> [TASK INPUTS]
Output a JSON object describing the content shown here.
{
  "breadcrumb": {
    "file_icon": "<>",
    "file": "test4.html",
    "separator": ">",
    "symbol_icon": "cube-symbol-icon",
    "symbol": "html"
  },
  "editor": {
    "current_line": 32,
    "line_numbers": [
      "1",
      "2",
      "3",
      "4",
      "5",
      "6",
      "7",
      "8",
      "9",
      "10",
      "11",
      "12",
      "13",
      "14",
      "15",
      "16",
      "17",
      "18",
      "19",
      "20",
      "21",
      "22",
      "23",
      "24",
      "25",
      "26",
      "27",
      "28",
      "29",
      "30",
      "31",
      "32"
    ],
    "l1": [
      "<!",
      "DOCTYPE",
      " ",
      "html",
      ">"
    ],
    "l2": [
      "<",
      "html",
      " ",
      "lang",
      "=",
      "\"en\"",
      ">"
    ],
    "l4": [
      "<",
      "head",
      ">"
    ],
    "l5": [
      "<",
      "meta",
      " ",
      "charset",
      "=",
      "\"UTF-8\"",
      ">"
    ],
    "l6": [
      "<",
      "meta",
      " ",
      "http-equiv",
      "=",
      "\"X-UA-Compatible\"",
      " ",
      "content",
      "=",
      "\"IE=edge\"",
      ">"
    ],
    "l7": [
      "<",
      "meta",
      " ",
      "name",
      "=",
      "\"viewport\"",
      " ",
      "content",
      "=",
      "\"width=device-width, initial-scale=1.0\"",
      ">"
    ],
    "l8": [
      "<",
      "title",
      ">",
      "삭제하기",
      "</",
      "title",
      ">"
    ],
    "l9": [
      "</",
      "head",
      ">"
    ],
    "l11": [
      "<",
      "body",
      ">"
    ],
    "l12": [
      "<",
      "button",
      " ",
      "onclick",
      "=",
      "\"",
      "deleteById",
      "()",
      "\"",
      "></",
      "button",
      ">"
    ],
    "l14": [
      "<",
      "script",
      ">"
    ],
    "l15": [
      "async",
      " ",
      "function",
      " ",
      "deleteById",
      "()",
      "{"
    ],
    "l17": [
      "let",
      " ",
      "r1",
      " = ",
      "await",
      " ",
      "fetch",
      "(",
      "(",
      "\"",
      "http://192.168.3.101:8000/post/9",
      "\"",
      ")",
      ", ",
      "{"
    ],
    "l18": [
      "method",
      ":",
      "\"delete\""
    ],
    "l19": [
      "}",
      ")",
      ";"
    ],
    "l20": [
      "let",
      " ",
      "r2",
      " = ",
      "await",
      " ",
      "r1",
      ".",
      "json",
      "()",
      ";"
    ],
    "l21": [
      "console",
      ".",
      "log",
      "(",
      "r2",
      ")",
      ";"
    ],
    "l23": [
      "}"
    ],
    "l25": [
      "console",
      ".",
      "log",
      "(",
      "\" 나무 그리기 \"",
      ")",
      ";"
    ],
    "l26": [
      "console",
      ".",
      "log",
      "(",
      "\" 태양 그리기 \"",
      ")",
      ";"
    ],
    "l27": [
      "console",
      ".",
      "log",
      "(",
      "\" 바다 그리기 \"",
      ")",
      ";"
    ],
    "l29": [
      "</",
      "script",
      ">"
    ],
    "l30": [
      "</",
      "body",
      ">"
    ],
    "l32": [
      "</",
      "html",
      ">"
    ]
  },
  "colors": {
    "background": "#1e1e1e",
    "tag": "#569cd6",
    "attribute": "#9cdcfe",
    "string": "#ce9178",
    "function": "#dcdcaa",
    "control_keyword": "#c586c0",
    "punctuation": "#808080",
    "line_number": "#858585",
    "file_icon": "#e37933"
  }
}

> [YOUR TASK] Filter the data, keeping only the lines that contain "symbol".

> [RESULT OF THE EXERCISE]
    "symbol_icon": "cube-symbol-icon",
    "symbol": "html"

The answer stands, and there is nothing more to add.